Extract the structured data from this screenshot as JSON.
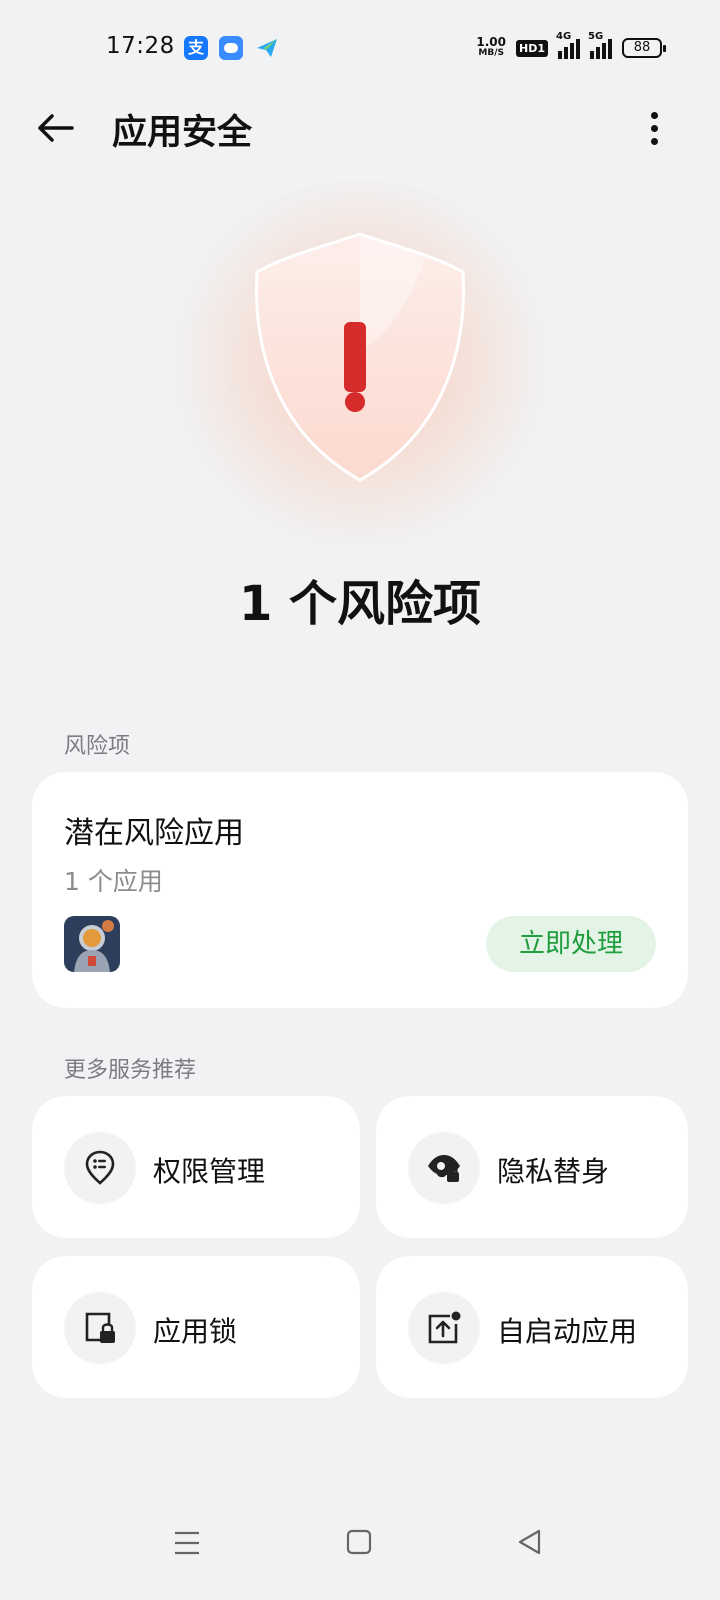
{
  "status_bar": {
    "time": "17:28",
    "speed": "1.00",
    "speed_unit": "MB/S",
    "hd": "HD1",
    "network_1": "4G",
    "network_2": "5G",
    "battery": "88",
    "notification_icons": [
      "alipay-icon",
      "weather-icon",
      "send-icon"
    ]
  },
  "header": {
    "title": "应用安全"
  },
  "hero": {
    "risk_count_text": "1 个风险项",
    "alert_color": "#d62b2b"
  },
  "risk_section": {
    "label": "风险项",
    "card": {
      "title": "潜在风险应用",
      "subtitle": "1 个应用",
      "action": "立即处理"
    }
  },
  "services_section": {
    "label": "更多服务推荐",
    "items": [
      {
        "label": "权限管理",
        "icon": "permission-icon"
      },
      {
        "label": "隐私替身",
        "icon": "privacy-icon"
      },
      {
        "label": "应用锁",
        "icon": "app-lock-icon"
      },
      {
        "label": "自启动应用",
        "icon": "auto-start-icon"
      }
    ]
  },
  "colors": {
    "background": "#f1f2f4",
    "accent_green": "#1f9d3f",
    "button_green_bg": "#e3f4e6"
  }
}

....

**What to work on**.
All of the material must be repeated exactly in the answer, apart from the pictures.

**Problem solution**.
Extract the structured data from this screenshot as JSON.
{
  "status_bar": {
    "time": "17:28",
    "speed": "1.00",
    "speed_unit": "MB/S",
    "hd": "HD1",
    "network_1": "4G",
    "network_2": "5G",
    "battery": "88",
    "notification_icons": [
      "alipay-icon",
      "weather-icon",
      "send-icon"
    ]
  },
  "header": {
    "title": "应用安全"
  },
  "hero": {
    "risk_count_text": "1 个风险项",
    "alert_color": "#d62b2b"
  },
  "risk_section": {
    "label": "风险项",
    "card": {
      "title": "潜在风险应用",
      "subtitle": "1 个应用",
      "action": "立即处理"
    }
  },
  "services_section": {
    "label": "更多服务推荐",
    "items": [
      {
        "label": "权限管理",
        "icon": "permission-icon"
      },
      {
        "label": "隐私替身",
        "icon": "privacy-icon"
      },
      {
        "label": "应用锁",
        "icon": "app-lock-icon"
      },
      {
        "label": "自启动应用",
        "icon": "auto-start-icon"
      }
    ]
  },
  "colors": {
    "background": "#f1f2f4",
    "accent_green": "#1f9d3f",
    "button_green_bg": "#e3f4e6"
  }
}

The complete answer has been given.